My third point - Mary has chosen what is better and it will not be taken away from her
This story is primarily about the distractions that keep us from God; Jesus also uses this event to speak to us about the role of women not only in society and home but in the church as well. As Christians we are called to place God first. Love of neighbour and service to others is not done for its own sake, but because it is how we express our love for God and serve a creator that made us, male and female, in the image of God.
The Church – that’s us, the body of Christ is called to commit to action towards the elimination of all forms of violence against women and children in church and society. We are to give a voice to the voiceless and be agents of transformation in our societies.
For that to happen, our traditional or stereotypical views of women and men need to change. Jesus recognised the individual need in each person He met. So we must also look beyond the physical and recognise the same spirit within each of us. We must realise that when it is said that, “a woman’s place is in the house,” it means the business house, parliament house, as of last year even the presidents “Blue house” but most importantly the house of God.
Those of our sisters here today have chosen, like Mary, to sit at the feet of Jesus and listen to him. We encourage our both our sons and daughters to also sit at the feet of Jesus. But we must also encourage both of them to go forth and bear witness with their lives. We must ensure that they have an equal sense of God’s love and what that means for them in living a life according to the kingdom as shown by Jesus.

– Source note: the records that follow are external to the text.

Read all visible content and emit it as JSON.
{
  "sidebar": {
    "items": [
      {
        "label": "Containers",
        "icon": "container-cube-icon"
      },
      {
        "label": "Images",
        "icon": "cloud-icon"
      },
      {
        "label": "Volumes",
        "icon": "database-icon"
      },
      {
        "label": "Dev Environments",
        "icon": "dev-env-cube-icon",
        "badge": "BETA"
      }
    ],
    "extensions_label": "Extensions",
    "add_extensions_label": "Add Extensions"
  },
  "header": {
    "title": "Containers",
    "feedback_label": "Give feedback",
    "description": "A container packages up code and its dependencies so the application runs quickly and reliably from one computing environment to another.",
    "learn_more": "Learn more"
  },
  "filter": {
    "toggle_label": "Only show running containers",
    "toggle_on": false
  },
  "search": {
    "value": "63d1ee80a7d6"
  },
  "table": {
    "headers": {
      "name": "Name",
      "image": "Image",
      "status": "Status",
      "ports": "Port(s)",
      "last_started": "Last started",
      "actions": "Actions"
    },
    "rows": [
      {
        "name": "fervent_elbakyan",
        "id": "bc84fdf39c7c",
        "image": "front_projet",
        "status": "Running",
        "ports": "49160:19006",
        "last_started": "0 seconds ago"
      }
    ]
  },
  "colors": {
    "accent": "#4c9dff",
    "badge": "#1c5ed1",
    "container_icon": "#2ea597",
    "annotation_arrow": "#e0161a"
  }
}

My prayer is that the women of the churches in Korea will be allowed one day to be senior pastors of churches and not just be assistant pastors; to be elders and seen as equal partners in working for God’s kingdom. For on that day we will have come closer to recognising that of all the disciples who were witness to the crucifixion and the resurrection of our Lord and Saviour Jesus Christ, it was the women who stood closest to him and saw him first. We will remember that the first evangelist and person to share the good news of Jesus was not one of the disciples but a Samaritan woman who had experienced the liberation offered by Jesus at the well and ran and called others to hear the good news.
Jesus teaches us, both men and women that the Marthas of the world are important. But so are the Marys.
Today we invite the women of our group to share their experiences of being a woman and a Christian in their society or community.
Men may respond after.
Next Sunday: Matthew 25: 31-46 “If not now, when?”